All Things Considered
So you’re part of an octet of female artists called ATC Studio... tell me about yourselves?
Anna Beam: I’m Anna - I do a bunch of different stuff… I do textiles, drawings and paintings, pattern design, ceramics, some illustration and prop making.
Laura Gee: I do painting, illustration, ceramics and no props!
What about the other six?!
Suzie does a lot of analogue printing and exposes her own film, that kind of stuff, and
Ellie has been doing a lot of self published books of her photography.
Then there’s Lora Avedian who also does textiles and props, photo styling... she uses a lot of traditional embroidery to make these really nice textile pieces, and paper flowers!
Steph Parr, who’s an illustrator, and she also makes some homeware as part of Homeslice design.
Laurie Maun who is another textile artist but she’s more in the fashion realm - she does some conceptual clothing and a lot of hand embroidery.
And Hannah Snow, who’s a jeweller - her, Lora Avedian and Steph Parr have just started at the RCA.
So you all met in the Heartspace?
AB: It was borne out of this thing we were doing called crit club, which was very informal and irregular… we were all talking about how we missed crits that we used to have at uni, getting together and talking about your work, giving each other feedback, criticism and support. It turned into a support group, which is great.
You found a support group in the Heartspace! Do you think that's one of the main benefits of collaborative co-workingspace?
LG: Yeah, definitely. I think everyone's really supportive in that environment and you get too see people's processes really naturally...
AB: And people working in areas that you might not normally come across that might not be in your immediate circle of friends because they're doing something different. For example, Ellie and Suzie being photographers ... I don't know, if it wasn't for the Heartspace I probably wouldn't have met them!
So how long have you been putting ATC together?
LG: I think it's always been something that we wanted to do, and the crit club was a way of drawing us together and then it was like 'let's do something with this!' It wasn't as if we said 'let's make a collective' one day - it wasn't that strategic, in a way, it was just 'let's put a show on of some of our work, our more experimental work', and there's 8 girls who want to do it in a similar kind of vibe'.
(Laura and Anna in their Heartspaces when we popped in to chat)
Do you think there’s something about all being women that brought you together or informs your work?
AB: Maybe not informs the work, strictly speaking - it’s something I didn’t want to make a thing of at first. But for me personally now that we’ve developed it it’s become a real thing… women still need a louder and stronger voice in the industry.
LG: And just supporting each other as well. Women supporting each other is always quite powerful.
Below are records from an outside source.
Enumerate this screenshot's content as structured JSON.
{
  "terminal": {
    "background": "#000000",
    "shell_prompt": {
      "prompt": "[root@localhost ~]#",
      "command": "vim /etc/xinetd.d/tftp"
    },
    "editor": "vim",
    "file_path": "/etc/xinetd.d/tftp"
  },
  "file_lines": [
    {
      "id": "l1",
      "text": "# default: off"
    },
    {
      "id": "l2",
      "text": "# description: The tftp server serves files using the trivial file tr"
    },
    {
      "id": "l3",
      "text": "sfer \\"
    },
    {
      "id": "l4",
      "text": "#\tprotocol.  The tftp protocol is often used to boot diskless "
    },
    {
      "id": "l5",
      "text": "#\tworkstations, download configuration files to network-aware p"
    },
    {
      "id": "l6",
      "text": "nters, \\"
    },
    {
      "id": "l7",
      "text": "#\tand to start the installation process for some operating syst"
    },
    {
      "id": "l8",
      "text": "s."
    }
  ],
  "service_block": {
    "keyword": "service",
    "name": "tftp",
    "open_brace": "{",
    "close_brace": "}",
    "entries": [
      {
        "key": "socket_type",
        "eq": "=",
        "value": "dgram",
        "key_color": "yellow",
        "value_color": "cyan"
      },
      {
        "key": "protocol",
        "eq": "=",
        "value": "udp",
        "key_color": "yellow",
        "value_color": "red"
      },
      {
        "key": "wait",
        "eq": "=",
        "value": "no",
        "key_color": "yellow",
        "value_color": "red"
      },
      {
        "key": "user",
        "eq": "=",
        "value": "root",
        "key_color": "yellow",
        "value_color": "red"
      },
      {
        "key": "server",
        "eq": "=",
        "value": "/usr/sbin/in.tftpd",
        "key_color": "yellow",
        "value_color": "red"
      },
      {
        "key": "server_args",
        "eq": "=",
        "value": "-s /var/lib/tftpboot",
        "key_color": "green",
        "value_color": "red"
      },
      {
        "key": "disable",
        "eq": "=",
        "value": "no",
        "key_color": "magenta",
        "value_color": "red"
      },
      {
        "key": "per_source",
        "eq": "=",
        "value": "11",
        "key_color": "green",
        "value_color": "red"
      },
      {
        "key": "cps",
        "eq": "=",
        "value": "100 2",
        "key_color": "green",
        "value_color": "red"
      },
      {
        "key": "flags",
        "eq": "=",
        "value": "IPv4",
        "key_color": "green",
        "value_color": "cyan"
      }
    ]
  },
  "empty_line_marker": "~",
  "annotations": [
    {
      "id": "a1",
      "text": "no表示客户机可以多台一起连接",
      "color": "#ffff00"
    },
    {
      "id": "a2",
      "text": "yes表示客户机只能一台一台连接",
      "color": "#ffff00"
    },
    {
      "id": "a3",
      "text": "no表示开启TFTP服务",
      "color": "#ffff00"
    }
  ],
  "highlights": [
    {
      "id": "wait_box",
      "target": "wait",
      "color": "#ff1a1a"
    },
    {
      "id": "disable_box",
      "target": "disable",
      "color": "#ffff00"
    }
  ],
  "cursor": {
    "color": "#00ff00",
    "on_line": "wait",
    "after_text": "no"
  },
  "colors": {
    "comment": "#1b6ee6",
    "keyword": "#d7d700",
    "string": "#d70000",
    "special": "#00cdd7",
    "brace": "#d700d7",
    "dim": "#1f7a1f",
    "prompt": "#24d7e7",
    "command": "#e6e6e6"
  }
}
AB: That’s another thing - maybe it’s a generalisation but I think there’s a tendency, specifically within the creative fields, for a lot of competition. I think what we’ve got in a way is kind of unique, because it’s all about supporting each other, and making opportunities for each other. With this idea that there’s a space for everyone to be able to do what they want.
LG: Yeah, I don’t feel competitive with any of you guys, and it’s not because I think you’re crap!
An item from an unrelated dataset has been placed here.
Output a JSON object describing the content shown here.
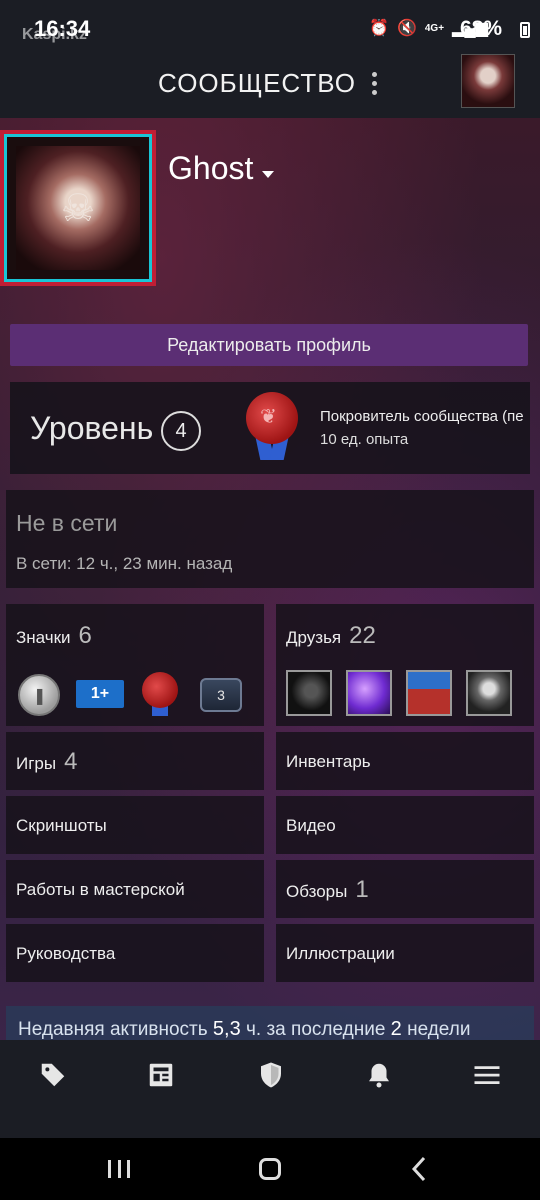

What was the most formative quality, or the main thing that drove you together?
LG: I think it was a desire to make - well a lot of it is handmade processes isn’t it, so things that take a lot longer. Sometimes it’s not as easy to sell commercially that quickly. There was that kind-of frustration of making something original and lovingly made and to put it out there, but also having to do other jobs. And having that space to do your own practice a bit more - I think all of us wanted to do that and to make that a bit more of a priority and that’s what this does - it goes ‘this is ok you can keep doing your practice’.
AB: People naturally gravitated together… and wanting to speak to people about that practice.
How did you find yourself in the Heartspace?
LG: I've been in the Heartspace two years, when I was looking around at other spaces I saw this communal space and was like ‘this is quite exciting’, ‘this is weird’, and then I thought ‘I don’t want to have a self-contained space right now I want to meet other people' and I was working at home quite a lot and this felt like a nice community with the shop fronts and the Russet. Letting people see my work day-to-day is quite a big thing as well… I used to be really private and secretive about working and now just seeing people being able to pop in and look at your space any time. It’s a bit like ‘woah’, but it’s actually quite liberating. And that I think I forgot about because I was working at home talking to people online, you just dont get the same connection.
AB: It skews your worldview.
So one more time - tell me about your pop-up?!
LG: So there’s the pop-up shop sponsored by Beavertown Brewery! And there might be a crit club next week so you can come and see handmade processes and hang out with 8 babes!
Join ATC for their launch on Thursday 12th November from 6pm-9pm at the Hackney Shop on Morning Lane. Find out more about the pop-up shop HERE.